▸ Exercise directions
Tell me how many lines of the entries below include the string "clouds", and give only the number.
[Listed entries]
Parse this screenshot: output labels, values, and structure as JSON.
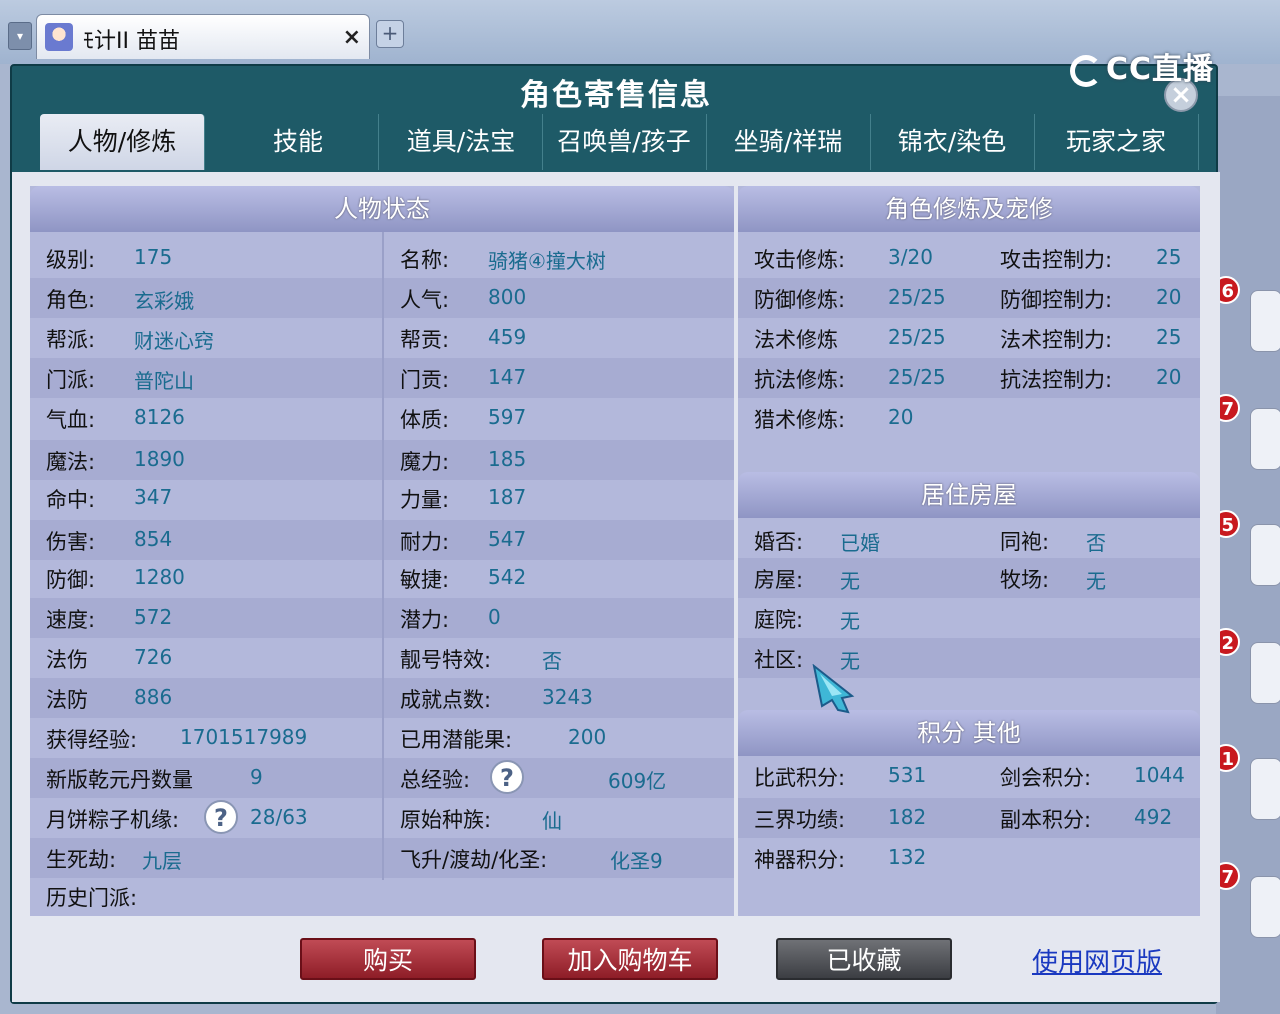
{
  "browser": {
    "tab_title": "ﾓ计II 苗苗",
    "close_glyph": "×",
    "new_tab_glyph": "+",
    "arrow_glyph": "▾"
  },
  "watermark": {
    "text": "CC直播"
  },
  "dialog": {
    "title": "角色寄售信息",
    "close_glyph": "×",
    "tabs": [
      "人物/修炼",
      "技能",
      "道具/法宝",
      "召唤兽/孩子",
      "坐骑/祥瑞",
      "锦衣/染色",
      "玩家之家"
    ],
    "active_tab": 0
  },
  "status": {
    "header": "人物状态",
    "left": [
      {
        "label": "级别:",
        "value": "175"
      },
      {
        "label": "角色:",
        "value": "玄彩娥"
      },
      {
        "label": "帮派:",
        "value": "财迷心窍"
      },
      {
        "label": "门派:",
        "value": "普陀山"
      },
      {
        "label": "气血:",
        "value": "8126"
      },
      {
        "label": "魔法:",
        "value": "1890"
      },
      {
        "label": "命中:",
        "value": "347"
      },
      {
        "label": "伤害:",
        "value": "854"
      },
      {
        "label": "防御:",
        "value": "1280"
      },
      {
        "label": "速度:",
        "value": "572"
      },
      {
        "label": "法伤",
        "value": "726"
      },
      {
        "label": "法防",
        "value": "886"
      },
      {
        "label": "获得经验:",
        "value": "1701517989"
      },
      {
        "label": "新版乾元丹数量",
        "value": "9"
      },
      {
        "label": "月饼粽子机缘:",
        "value": "28/63"
      },
      {
        "label": "生死劫:",
        "value": "九层"
      },
      {
        "label": "历史门派:",
        "value": ""
      }
    ],
    "right": [
      {
        "label": "名称:",
        "value": "骑猪④撞大树"
      },
      {
        "label": "人气:",
        "value": "800"
      },
      {
        "label": "帮贡:",
        "value": "459"
      },
      {
        "label": "门贡:",
        "value": "147"
      },
      {
        "label": "体质:",
        "value": "597"
      },
      {
        "label": "魔力:",
        "value": "185"
      },
      {
        "label": "力量:",
        "value": "187"
      },
      {
        "label": "耐力:",
        "value": "547"
      },
      {
        "label": "敏捷:",
        "value": "542"
      },
      {
        "label": "潜力:",
        "value": "0"
      },
      {
        "label": "靓号特效:",
        "value": "否"
      },
      {
        "label": "成就点数:",
        "value": "3243"
      },
      {
        "label": "已用潜能果:",
        "value": "200"
      },
      {
        "label": "总经验:",
        "value": "609亿"
      },
      {
        "label": "原始种族:",
        "value": "仙"
      },
      {
        "label": "飞升/渡劫/化圣:",
        "value": "化圣9"
      }
    ],
    "help_glyph": "?"
  },
  "cultivation": {
    "header": "角色修炼及宠修",
    "rows": [
      {
        "l1": "攻击修炼:",
        "v1": "3/20",
        "l2": "攻击控制力:",
        "v2": "25"
      },
      {
        "l1": "防御修炼:",
        "v1": "25/25",
        "l2": "防御控制力:",
        "v2": "20"
      },
      {
        "l1": "法术修炼",
        "v1": "25/25",
        "l2": "法术控制力:",
        "v2": "25"
      },
      {
        "l1": "抗法修炼:",
        "v1": "25/25",
        "l2": "抗法控制力:",
        "v2": "20"
      },
      {
        "l1": "猎术修炼:",
        "v1": "20",
        "l2": "",
        "v2": ""
      }
    ]
  },
  "housing": {
    "header": "居住房屋",
    "rows": [
      {
        "l1": "婚否:",
        "v1": "已婚",
        "l2": "同袍:",
        "v2": "否"
      },
      {
        "l1": "房屋:",
        "v1": "无",
        "l2": "牧场:",
        "v2": "无"
      },
      {
        "l1": "庭院:",
        "v1": "无",
        "l2": "",
        "v2": ""
      },
      {
        "l1": "社区:",
        "v1": "无",
        "l2": "",
        "v2": ""
      }
    ]
  },
  "points": {
    "header": "积分 其他",
    "rows": [
      {
        "l1": "比武积分:",
        "v1": "531",
        "l2": "剑会积分:",
        "v2": "1044"
      },
      {
        "l1": "三界功绩:",
        "v1": "182",
        "l2": "副本积分:",
        "v2": "492"
      },
      {
        "l1": "神器积分:",
        "v1": "132",
        "l2": "",
        "v2": ""
      }
    ]
  },
  "actions": {
    "buy": "购买",
    "add_cart": "加入购物车",
    "favorited": "已收藏",
    "web_version": "使用网页版"
  },
  "background_badges": [
    "6",
    "7",
    "5",
    "2",
    "1",
    "7"
  ]
}
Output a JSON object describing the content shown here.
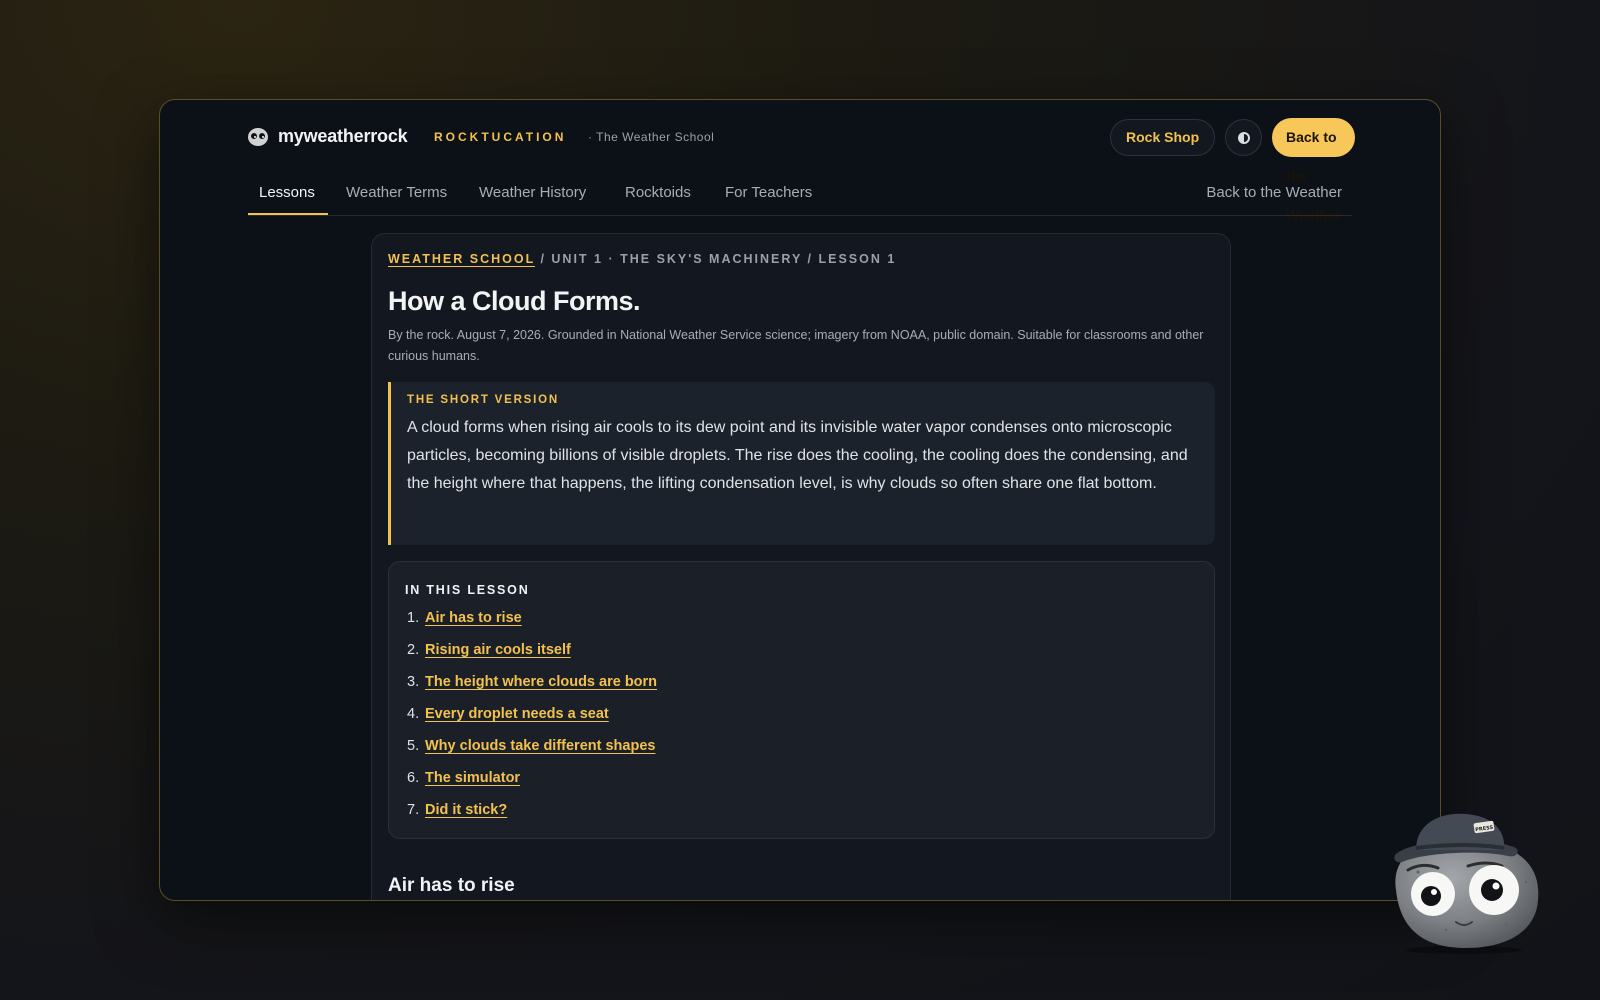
{
  "brand": {
    "name": "myweatherrock",
    "section": "ROCKTUCATION",
    "subtitle": "· The Weather School"
  },
  "header": {
    "shop_label": "Rock Shop",
    "back_label": "Back to the Weather"
  },
  "nav": {
    "tabs": [
      {
        "label": "Lessons"
      },
      {
        "label": "Weather Terms"
      },
      {
        "label": "Weather History"
      },
      {
        "label": "Rocktoids"
      },
      {
        "label": "For Teachers"
      }
    ],
    "right_label": "Back to the Weather"
  },
  "article": {
    "breadcrumb_home": "WEATHER SCHOOL",
    "breadcrumb_rest": " / UNIT 1 · THE SKY'S MACHINERY / LESSON 1",
    "title": "How a Cloud Forms.",
    "byline": "By the rock. August 7, 2026. Grounded in National Weather Service science; imagery from NOAA, public domain. Suitable for classrooms and other curious humans.",
    "short_label": "THE SHORT VERSION",
    "short_text": "A cloud forms when rising air cools to its dew point and its invisible water vapor condenses onto microscopic particles, becoming billions of visible droplets. The rise does the cooling, the cooling does the condensing, and the height where that happens, the lifting condensation level, is why clouds so often share one flat bottom.",
    "toc_label": "IN THIS LESSON",
    "toc": [
      {
        "num": "1.",
        "label": "Air has to rise"
      },
      {
        "num": "2.",
        "label": "Rising air cools itself"
      },
      {
        "num": "3.",
        "label": "The height where clouds are born"
      },
      {
        "num": "4.",
        "label": "Every droplet needs a seat"
      },
      {
        "num": "5.",
        "label": "Why clouds take different shapes"
      },
      {
        "num": "6.",
        "label": "The simulator"
      },
      {
        "num": "7.",
        "label": "Did it stick?"
      }
    ],
    "section_heading": "Air has to rise"
  },
  "mascot": {
    "hat_badge": "PRESS"
  },
  "colors": {
    "accent": "#f2c14e",
    "background": "#0c1017",
    "card": "#131820"
  }
}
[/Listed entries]
▸ Solution for this problem
3